As we wade through our present energy crisis, I am hearing a lot more about nuclear energy as a viable option for a green future. And why shouldn’t I? It turns out that nuclear power already provides about 20% of my electricity–a large percentage when stood against solar power’s current numbers. It also turns out that nuclear power is a big part of John McCain’s energy plan.
So is nuclear power clean? Is it sustainable? How does solar power compare? These are just a few questions that immediately popped into my head. So now, I’ll try to answer them:
Is Nuclear Power Sustainable?
Nuclear Power, which is derived from the fission of uranium, plutonium, or thorium, is sustainable in that we have hundreds to thousands of years of usable uranium available. Although, I imagine that number might diminish over the years as demand increased (especially if we were to adopt nuclear as our primary power source). I should note that nuclear energy is not a renewable energy source…it’s just that there’s a lot of it.
Is Nuclear Power Clean?
Nuclear power, in terms of carbon dioxide emissions, is quite clean. It does not directly emit any greenhouse gases. However, the nuclear fuel cycle produces them indirectly, but at a drastically slower rate than fossil fuel sources.

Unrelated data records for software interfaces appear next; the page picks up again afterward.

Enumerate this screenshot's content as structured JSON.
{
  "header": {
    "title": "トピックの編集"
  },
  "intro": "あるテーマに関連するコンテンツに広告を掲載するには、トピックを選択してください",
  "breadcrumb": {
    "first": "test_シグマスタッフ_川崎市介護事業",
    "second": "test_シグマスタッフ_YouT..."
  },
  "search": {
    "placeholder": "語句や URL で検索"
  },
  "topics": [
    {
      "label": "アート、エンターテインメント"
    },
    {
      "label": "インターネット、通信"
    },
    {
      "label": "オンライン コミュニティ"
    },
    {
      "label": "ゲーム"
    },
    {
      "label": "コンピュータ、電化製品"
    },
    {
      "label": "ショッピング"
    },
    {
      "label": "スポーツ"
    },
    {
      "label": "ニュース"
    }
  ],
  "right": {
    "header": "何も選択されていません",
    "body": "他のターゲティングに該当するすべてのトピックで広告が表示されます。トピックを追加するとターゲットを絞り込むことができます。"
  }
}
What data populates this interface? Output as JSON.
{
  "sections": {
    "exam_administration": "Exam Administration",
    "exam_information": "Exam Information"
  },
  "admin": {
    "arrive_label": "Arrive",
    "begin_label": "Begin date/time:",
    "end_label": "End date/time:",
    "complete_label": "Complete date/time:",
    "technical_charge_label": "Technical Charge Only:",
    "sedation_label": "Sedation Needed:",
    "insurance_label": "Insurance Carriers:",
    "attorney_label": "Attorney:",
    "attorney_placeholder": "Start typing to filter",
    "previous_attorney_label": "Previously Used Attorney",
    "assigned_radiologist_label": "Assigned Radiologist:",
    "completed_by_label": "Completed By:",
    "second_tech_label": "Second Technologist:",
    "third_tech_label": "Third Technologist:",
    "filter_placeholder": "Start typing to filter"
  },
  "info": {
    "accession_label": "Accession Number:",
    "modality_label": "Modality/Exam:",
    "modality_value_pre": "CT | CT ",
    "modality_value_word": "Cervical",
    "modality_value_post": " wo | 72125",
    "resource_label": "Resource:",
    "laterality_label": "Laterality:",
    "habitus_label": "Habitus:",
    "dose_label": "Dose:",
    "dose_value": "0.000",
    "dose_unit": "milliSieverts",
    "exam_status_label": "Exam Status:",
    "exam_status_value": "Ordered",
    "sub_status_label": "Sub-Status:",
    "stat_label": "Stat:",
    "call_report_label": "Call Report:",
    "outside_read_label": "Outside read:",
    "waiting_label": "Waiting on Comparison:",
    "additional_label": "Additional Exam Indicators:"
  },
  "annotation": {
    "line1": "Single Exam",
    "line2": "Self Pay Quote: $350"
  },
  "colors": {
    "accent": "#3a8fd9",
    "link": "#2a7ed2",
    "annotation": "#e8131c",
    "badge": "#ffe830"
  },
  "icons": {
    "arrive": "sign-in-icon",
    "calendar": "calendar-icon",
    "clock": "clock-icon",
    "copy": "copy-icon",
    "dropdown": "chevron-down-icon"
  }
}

Much of the debate over nuclear power has surrounded waste disposal. In the U.S. the solution has been to box it up and store it beneath the state of Nevada. This waste ranges from high-level to low-level waste, high-level being the stuff we all hear about, and low-level being clothes, gloves, materials used in the power plants, and other items exposed to radiation. Uranium can be reprocessed (for the plutonium) and used as a fuel in the plant itself. However, it is this reprocessing that facilitates the making of nuclear bombs.
How does Solar Compare to Nuclear Power?
Solar and Nuclear power each have their advantages. Although, at this time nuclear power would probably run away with the trophy if not for the environmental and political holdups. Here are their respective advantages, as I see them:
o would have an easier transition to a centralized grid system.already provides a good portion of our electricity
o does not emit greenhouse gases
o plenty of resource available
o presently cheaper than solar power
o is a renewable energy source
o available to anyone with a home (ignoring cost inhibitions)
o has no volatile waste (other than panels which could likely be recycled)
o several emerging technologies that can improve efficiency and central station generation abilities.
These are the advantages, put simply, that I can see right now. There are proponents of one, the other, or both. I see a brighter future for solar for three reasons:
1. It is completely, even daily, renewable.
2. Solar is fast advancing. We are likely on the cusp of a technological windfall for solar power.
3. The risks for nuclear power are high and unlikely to get resolved soon. So far it seems that, in an attempt to stop polluting the sky, we would throw our toxins into the ground.